IDPH provides these categories and ratings: 1) “minimal” – fewer than 50 cases per 100,000 in a week; 2) “moderate” – between 50 and 100 cases per week; and 3) “substantial” more than 100 cases per 100,000 in a week.  In its Metrics for School Determination of Community Spread, IDPH says the “target” is 50 cases per week per 100,000 people.

3/ The Test Positivity Rate. In addition, on May 26, 2020, Johns Hopkins University & Medicine Coronavirus Resource Center said on its website that “the World Health Organization (WHO) advised governments [on May 15, 2020] that before reopening, rates of positivity in testing (i.e., out of all tests conducted, how many came back positive for COVID-19) should remain at 5% or lower for at least 14 days.”  Link: https://coronavirus.jhu.edu/testing/testing-positivity

The Harvard Global Health Institute (HGHI) says, “A network of research, policy, and public health organizations convened by Harvard and MIT called the TTSI Collaborative has agreed on a 3% test positive rate or below as a key indicator of progress towards suppression level testing.”

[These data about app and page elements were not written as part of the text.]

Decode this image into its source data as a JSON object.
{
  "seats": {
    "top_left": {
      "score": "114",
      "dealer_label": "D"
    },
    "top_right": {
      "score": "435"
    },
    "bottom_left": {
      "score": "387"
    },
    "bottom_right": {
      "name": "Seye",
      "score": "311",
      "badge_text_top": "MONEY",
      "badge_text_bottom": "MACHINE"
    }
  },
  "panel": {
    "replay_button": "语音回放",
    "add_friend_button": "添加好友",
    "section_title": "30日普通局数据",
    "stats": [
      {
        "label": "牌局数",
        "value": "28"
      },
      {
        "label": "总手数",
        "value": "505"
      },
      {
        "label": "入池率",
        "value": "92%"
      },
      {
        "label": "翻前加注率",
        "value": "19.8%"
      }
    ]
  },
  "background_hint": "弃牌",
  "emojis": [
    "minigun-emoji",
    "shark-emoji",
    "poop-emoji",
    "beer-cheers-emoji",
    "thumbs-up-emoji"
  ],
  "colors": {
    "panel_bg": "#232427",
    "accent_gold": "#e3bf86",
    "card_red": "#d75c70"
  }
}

IDPH says the test positivity target is 5% or less. IDPH provides these categories and ratings: 1) “Minimal” – test positivity rate is equal to or less than 5%: 2) “Moderate” – test positivity rate is between 5% and 8%; and 3) “Substantial” – test positivity rate is over 8%. In its Metrics for School Determination of Community Spread, IDPH says the target is 5%.

4/ Calculations. The RoundTable calculates the number of cases per 100,000 using case data provided by IDPH and assuming that the population of Suburban Cook County is 2.469 million, that the population of Chicago is 2.710 million, and that the population of Illinois is 12.671 million.

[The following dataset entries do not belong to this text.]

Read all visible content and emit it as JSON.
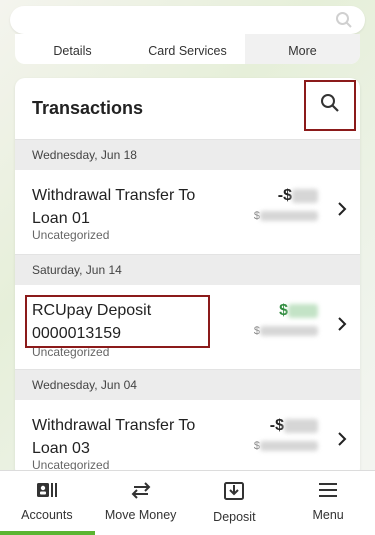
{
  "subtabs": [
    "Details",
    "Card Services",
    "More"
  ],
  "transactions_title": "Transactions",
  "groups": [
    {
      "date": "Wednesday, Jun 18",
      "items": [
        {
          "description": "Withdrawal Transfer To Loan 01",
          "category": "Uncategorized",
          "amount_prefix": "-$",
          "type": "debit",
          "balance_prefix": "$"
        }
      ]
    },
    {
      "date": "Saturday, Jun 14",
      "items": [
        {
          "description": "RCUpay Deposit 0000013159",
          "category": "Uncategorized",
          "amount_prefix": "$",
          "type": "credit",
          "balance_prefix": "$"
        }
      ]
    },
    {
      "date": "Wednesday, Jun 04",
      "items": [
        {
          "description": "Withdrawal Transfer To Loan 03",
          "category": "Uncategorized",
          "amount_prefix": "-$",
          "type": "debit",
          "balance_prefix": "$"
        }
      ]
    }
  ],
  "nav": [
    {
      "label": "Accounts",
      "icon": "accounts-icon"
    },
    {
      "label": "Move Money",
      "icon": "transfer-arrows-icon"
    },
    {
      "label": "Deposit",
      "icon": "deposit-icon"
    },
    {
      "label": "Menu",
      "icon": "hamburger-menu-icon"
    }
  ],
  "colors": {
    "accent": "#5bb531",
    "credit": "#2e8b3d",
    "highlight": "#8b1a1a"
  }
}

5/ Northwestern University COVID-19 Cases. Ike C. Ogbo, Director of Evanston’s Health & Human Services Department, told the RoundTable that the COVID-19 cases reported by the City include cases of faculty, staff, and students attending Northwestern University who live in Evanston. The RoundTable asked the City in an FOIA Request to provide the number of NU students who tested positive for COVID-19 and who live in Evanston. The City refused to provide the data. On Oct. 26, the RoundTable appealed the City’s decision to the Public Access Counselor of the Attorney General’s Office. On Nov. 13, 2020, the City filed a response claiming it does not have any records showing the number of NU students who tested positive for COVID-19 and who live in Evanston.

The RoundTable has asked Northwestern University on several occasions to provide information breaking out the number of new COVID-19 cases of its faculty, staff and students by residency in Evanston. NU did not respond.

Bridge phase A Bridge to Phase 5 (illinois.gov)

Hospitalization of Adolescents Aged 12–17 Years with Laboratory-Confirmed COVID-19 — COVID-NET, 14 States, March 1, 2020–April 24, 2021 | MMWR (cdc.gov)